■ PROBLEM DETAILS ■
Only the number is wanted: how many lines in the material below contain "Folios".

■ DATASET EXCERPTS ■
*-*-*
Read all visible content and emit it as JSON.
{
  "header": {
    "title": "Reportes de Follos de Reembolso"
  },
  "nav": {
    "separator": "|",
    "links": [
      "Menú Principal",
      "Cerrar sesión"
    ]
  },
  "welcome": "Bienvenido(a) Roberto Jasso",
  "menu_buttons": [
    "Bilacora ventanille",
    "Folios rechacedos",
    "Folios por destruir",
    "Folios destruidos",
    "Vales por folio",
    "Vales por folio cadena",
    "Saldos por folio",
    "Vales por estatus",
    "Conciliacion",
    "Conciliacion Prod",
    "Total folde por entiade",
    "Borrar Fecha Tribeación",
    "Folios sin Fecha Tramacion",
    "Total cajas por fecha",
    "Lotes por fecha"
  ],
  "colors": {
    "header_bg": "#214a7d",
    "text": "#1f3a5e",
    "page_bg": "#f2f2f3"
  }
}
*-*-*
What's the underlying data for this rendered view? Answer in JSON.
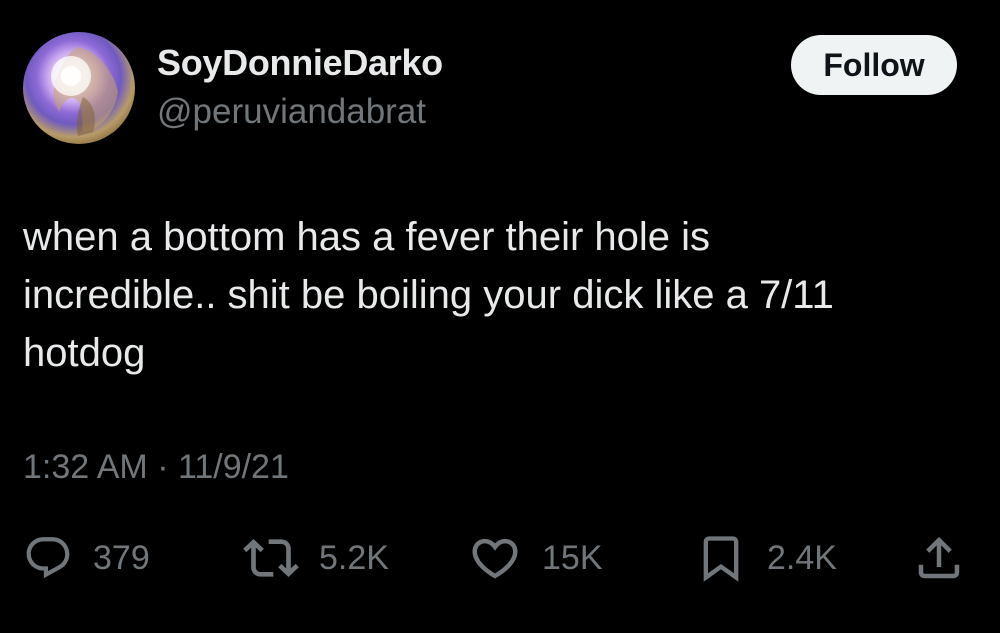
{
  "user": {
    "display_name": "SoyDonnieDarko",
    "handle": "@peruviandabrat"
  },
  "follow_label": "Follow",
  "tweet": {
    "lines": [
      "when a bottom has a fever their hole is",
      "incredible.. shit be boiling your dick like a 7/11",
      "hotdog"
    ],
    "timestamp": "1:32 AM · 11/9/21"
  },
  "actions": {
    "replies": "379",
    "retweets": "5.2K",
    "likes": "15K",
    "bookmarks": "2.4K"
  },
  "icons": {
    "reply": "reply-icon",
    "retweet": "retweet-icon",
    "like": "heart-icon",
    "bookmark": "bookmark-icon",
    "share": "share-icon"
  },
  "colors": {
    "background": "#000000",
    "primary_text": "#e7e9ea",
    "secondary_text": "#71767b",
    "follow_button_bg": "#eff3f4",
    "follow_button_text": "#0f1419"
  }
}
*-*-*
■ ANSWER SPACE ■
4